Pope Francis said that the “Christians of words” fall into two categories: the gnostics, who “lives floating on the surface of the Christian life;” and the pelagians, who whose rigid approach puts them “in perpetual mourning.”
And I think it’s worth noting, too, that Pope Francis used the word Christian rather than Catholic.
The article is a little too brief for me. For instance what does the Pope mean when he says the following:
and the pelagians, who whose rigid approach puts them “in perpetual mourning.”
It seems to me that it means that there are too many claiming to be Christian that are too mournful in their outlook. True Christians are the most joyful people you could know…or that is the way it ought to be. Sure, this is a sad world with many things going wrong. But for the Christian, we are not sad and mournful for we believe in the Resurrection. Praised by Jesus Christ!
Personal sadness envelops us all in our everyday life, but that is different than being mournful and dejected. We must always give a reason for our hope. Being rigid (inflexible) in our dealings with people because they don’t necessarily sees things our way can make us mournful because they may not see the Truth of Jesus Christ as we may see it.
Thank you Stylteralmaldo.
It’s really the same thing. Any one who is a Christian, a Christ follower, is a Catholic.
Catholics are the original Christians.
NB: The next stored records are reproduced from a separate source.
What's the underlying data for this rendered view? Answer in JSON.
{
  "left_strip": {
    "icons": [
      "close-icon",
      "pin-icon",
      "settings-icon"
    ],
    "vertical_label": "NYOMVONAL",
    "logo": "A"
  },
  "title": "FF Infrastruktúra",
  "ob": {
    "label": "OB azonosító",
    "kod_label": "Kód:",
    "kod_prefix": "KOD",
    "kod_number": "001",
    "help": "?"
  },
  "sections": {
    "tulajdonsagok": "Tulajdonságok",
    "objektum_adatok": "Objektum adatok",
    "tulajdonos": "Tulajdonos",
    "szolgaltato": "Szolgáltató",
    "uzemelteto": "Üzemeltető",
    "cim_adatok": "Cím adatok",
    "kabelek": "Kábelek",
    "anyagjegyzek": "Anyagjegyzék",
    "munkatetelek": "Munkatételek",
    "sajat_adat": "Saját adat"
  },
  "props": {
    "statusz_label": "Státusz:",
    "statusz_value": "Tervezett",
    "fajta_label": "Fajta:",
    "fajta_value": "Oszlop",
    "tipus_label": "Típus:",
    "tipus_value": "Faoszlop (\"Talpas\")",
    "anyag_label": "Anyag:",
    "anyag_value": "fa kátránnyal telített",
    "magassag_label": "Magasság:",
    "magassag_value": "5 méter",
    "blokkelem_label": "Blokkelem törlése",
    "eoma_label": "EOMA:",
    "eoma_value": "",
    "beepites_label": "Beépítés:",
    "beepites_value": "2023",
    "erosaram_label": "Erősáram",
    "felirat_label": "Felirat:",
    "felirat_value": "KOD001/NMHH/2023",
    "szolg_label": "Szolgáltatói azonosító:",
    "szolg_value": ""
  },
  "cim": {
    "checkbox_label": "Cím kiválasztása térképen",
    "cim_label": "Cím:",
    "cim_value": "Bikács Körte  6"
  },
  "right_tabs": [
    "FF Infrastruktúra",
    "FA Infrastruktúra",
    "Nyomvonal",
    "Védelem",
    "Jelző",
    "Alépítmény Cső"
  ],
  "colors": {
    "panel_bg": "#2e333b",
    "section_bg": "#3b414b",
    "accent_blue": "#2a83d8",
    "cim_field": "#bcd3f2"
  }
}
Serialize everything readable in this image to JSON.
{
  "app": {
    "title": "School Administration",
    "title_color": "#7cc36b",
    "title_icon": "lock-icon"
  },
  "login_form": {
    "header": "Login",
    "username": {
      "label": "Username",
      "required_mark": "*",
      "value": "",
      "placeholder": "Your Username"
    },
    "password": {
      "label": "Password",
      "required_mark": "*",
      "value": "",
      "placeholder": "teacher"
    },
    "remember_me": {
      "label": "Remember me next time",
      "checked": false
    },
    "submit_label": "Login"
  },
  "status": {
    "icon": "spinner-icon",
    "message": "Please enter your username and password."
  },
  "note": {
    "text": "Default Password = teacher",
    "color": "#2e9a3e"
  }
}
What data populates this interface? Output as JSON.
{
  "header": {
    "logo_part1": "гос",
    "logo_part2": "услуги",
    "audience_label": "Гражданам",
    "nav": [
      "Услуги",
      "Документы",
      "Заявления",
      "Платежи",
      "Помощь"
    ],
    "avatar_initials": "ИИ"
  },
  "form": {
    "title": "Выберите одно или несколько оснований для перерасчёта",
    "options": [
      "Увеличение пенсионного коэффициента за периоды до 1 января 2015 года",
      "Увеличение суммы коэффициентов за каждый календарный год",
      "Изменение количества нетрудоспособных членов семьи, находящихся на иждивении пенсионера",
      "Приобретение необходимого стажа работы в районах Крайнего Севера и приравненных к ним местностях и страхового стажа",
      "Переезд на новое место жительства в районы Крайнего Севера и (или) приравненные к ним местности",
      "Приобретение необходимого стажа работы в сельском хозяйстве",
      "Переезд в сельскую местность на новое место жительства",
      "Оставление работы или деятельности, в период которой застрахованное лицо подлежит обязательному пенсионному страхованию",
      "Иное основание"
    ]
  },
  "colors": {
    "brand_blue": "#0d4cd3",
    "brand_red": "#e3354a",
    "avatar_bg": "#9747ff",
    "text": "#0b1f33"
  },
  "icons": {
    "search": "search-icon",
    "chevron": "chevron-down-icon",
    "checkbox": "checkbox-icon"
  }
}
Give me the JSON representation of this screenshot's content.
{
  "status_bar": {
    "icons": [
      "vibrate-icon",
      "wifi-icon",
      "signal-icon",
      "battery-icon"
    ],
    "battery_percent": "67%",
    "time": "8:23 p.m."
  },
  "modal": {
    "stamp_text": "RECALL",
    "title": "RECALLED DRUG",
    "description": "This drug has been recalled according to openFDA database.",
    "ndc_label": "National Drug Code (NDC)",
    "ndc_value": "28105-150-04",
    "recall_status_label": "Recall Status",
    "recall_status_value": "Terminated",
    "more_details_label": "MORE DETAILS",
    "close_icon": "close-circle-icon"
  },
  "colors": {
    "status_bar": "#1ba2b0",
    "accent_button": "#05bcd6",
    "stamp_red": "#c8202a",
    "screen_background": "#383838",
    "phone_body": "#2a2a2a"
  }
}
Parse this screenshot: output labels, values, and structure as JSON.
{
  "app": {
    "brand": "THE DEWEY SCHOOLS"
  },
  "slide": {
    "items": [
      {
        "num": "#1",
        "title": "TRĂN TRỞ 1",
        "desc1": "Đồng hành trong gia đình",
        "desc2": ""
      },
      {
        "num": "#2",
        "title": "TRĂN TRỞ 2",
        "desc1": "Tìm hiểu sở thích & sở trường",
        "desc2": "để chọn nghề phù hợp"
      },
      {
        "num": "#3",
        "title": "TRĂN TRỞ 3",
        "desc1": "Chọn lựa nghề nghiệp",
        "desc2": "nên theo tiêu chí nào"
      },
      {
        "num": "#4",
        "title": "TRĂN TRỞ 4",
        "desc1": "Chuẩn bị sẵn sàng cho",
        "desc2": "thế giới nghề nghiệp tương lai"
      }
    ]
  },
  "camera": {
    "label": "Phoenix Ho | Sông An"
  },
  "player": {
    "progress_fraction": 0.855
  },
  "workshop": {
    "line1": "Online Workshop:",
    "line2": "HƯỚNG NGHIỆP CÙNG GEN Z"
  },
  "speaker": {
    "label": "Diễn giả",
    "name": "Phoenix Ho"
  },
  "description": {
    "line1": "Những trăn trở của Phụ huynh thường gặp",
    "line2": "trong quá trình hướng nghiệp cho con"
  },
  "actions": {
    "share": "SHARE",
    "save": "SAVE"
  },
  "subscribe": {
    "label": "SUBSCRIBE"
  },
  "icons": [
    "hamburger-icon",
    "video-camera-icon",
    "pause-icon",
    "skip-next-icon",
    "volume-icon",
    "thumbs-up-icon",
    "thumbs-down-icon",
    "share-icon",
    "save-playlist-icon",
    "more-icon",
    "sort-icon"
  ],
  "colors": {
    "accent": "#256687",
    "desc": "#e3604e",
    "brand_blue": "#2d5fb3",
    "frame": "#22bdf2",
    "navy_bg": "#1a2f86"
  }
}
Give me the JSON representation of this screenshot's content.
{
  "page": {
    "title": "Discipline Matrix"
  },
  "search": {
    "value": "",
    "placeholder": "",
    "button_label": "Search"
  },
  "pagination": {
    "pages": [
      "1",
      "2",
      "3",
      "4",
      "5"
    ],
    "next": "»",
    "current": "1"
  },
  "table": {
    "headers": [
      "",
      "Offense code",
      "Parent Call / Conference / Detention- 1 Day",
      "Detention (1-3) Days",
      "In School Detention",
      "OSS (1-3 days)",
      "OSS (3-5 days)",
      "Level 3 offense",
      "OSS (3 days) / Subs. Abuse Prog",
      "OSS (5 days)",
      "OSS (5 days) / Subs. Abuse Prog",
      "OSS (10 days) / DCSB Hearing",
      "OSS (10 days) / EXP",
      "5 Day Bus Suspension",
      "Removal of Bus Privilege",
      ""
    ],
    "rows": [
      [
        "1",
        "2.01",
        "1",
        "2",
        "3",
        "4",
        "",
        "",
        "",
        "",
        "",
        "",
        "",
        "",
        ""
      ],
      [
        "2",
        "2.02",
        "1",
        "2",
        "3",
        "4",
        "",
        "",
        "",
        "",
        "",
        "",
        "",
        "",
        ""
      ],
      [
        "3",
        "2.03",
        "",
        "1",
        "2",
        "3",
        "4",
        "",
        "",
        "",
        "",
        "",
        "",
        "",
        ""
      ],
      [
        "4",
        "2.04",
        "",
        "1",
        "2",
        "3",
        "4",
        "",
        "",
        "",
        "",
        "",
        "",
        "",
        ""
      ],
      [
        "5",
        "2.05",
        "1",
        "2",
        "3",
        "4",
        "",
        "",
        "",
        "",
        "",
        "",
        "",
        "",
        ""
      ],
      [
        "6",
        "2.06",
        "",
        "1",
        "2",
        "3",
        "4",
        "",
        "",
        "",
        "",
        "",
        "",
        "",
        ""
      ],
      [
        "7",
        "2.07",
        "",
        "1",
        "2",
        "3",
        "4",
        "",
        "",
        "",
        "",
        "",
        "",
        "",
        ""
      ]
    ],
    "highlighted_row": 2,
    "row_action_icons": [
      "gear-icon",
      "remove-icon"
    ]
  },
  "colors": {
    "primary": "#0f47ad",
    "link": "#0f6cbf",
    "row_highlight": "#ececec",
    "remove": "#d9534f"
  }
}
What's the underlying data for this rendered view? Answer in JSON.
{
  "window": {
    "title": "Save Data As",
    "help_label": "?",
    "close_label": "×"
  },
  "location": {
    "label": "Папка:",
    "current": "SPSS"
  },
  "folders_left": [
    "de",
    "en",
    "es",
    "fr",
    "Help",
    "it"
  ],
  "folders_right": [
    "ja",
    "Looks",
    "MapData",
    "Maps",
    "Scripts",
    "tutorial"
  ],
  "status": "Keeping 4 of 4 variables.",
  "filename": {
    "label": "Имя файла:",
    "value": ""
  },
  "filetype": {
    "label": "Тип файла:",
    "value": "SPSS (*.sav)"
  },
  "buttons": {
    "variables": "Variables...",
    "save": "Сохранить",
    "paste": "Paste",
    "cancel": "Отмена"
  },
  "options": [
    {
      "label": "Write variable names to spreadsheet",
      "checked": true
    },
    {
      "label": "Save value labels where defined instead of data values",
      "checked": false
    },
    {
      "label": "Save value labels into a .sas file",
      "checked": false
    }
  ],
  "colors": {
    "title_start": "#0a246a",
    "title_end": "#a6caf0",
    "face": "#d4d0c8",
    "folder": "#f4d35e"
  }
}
Where have you both been? I’ve been wondering how long it would be for someone to make that claim.
Why is that worth noting?
Why do you think he didn’t use the word “Catholic”?
I have no reason to believe he intentionally chose to not use it. What is your point?
I believe Pope Francis is pointing out that this is something that should be universally Christian, and not just a Catholic thing. So, catholic and not just Catholic.
The description of the “gnostic” category wasn’t very explanatory, either.
And his choice for the two “categories” of the “masquerading” Christians seemed a bit…puzzling.
What is the poster’s point? Why is this distinction worth mentioning?
For the exact reason I mentioned. Many people think the Pope only talks about Catholic things.
Sorry, I fail to see why the poster raised her point. I think posters on a Catholic form are aware of this distinction.
There is an American phrase: talk the talk and walk the walk.
If we mourn at everything, we are frozen in place and cannot walk and cannot act.
If we simply talk but don’t act, we cannot do what God wants us to.
If we act as the Bible and the Church teaches, we are guided by God and no matter what is going on around us, including the great desire of some to teach us to do wrong or be hopeless or seek only temporal things, will be seen for what it is. The world needs salt and light. If we are neither then we must turn to God and ask for His guidance.
Hope is not something we hear about very often. Anger, yes. Death, yes. But hope, peace and honest cooperation? Not that much.
We all struggle. Some of us greatly, and God understands. Pray. And pray. Seek and you shall find. God wants you to trust Him.
From your lips to God’s ears!!!
You think Pope Francis speaks without intention?